- **Try it**:
Every line below that contains the word "JSON" must be copied.

- **Data extract**:
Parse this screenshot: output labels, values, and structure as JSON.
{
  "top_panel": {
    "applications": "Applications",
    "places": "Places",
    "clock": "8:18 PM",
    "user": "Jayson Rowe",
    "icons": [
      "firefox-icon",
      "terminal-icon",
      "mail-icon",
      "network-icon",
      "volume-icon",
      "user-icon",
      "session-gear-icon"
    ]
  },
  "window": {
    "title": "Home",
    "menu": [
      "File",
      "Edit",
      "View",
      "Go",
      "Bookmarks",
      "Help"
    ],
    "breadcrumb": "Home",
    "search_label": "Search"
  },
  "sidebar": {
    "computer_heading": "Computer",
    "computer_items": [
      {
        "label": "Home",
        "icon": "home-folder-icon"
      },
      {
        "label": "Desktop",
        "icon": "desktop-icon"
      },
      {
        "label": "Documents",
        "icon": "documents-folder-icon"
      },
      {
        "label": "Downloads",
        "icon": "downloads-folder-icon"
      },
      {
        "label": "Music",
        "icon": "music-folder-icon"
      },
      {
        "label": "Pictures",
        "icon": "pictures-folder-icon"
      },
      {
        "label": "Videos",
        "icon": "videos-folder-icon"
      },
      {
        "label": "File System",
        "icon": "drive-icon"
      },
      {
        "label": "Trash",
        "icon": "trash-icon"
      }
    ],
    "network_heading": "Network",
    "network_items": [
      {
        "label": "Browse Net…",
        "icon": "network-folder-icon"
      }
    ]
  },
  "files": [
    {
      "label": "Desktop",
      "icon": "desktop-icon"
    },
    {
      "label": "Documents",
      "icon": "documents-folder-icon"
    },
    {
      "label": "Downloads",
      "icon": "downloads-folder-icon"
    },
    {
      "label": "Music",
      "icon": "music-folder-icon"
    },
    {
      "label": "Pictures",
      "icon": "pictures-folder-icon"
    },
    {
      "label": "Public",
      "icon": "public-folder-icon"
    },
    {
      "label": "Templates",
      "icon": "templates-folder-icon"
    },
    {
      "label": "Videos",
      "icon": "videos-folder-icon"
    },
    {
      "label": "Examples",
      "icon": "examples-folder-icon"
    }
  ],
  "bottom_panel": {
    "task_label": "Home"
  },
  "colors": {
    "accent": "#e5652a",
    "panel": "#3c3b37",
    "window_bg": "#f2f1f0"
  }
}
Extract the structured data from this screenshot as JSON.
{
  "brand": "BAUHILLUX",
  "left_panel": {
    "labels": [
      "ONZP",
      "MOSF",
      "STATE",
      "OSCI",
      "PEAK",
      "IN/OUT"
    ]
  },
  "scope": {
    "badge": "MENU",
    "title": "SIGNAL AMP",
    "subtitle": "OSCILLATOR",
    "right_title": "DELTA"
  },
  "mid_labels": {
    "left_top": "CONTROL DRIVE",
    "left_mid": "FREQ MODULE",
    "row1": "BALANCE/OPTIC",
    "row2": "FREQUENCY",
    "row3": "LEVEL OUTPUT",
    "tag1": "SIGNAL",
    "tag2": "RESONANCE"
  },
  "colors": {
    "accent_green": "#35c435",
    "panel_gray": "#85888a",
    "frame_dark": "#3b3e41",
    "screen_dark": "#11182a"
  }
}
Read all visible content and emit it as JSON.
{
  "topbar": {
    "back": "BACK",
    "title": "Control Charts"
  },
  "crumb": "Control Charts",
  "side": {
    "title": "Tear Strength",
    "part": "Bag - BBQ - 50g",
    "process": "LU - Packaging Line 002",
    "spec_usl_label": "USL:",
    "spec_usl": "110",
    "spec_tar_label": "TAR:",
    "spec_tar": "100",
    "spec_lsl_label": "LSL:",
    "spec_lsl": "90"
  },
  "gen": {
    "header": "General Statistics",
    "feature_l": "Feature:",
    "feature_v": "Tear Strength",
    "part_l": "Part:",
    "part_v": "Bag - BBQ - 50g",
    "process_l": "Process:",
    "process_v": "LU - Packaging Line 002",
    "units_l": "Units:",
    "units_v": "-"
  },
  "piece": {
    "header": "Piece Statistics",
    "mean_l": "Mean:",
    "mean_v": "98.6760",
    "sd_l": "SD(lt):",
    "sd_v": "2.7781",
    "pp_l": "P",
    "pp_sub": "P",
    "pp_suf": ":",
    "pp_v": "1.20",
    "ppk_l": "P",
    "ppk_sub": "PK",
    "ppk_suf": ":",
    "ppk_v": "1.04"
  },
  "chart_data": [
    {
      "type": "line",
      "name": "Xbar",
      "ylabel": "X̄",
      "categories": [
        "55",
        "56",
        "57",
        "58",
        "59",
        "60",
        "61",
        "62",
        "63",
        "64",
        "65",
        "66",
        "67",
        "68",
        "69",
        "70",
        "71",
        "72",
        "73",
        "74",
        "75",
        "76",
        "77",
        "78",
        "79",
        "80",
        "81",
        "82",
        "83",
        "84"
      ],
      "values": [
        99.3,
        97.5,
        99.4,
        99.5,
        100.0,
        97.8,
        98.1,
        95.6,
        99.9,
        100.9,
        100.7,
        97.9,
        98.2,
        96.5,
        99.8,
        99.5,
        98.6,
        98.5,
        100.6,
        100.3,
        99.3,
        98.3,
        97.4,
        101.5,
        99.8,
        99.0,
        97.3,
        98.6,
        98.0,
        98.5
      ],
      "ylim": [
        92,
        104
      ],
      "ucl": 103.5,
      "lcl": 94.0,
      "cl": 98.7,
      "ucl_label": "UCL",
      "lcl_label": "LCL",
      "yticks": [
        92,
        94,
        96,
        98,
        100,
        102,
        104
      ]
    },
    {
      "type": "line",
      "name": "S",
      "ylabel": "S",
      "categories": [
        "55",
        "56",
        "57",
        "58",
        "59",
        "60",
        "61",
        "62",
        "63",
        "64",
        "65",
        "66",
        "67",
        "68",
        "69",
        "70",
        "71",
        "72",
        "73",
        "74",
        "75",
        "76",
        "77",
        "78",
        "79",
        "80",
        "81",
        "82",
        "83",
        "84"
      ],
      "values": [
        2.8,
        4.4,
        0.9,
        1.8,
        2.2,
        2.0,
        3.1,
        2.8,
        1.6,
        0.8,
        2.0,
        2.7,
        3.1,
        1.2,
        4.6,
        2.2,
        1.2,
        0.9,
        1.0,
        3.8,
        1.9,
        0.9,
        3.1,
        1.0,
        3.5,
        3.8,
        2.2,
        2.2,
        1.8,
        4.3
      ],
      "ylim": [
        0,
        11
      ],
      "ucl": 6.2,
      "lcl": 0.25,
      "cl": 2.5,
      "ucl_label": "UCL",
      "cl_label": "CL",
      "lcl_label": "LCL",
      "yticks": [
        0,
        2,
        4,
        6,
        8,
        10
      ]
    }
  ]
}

- **Task solution**:
Parse this screenshot: output labels, values, and structure as JSON.
Extract the structured data from this screenshot as JSON.
Read all visible content and emit it as JSON.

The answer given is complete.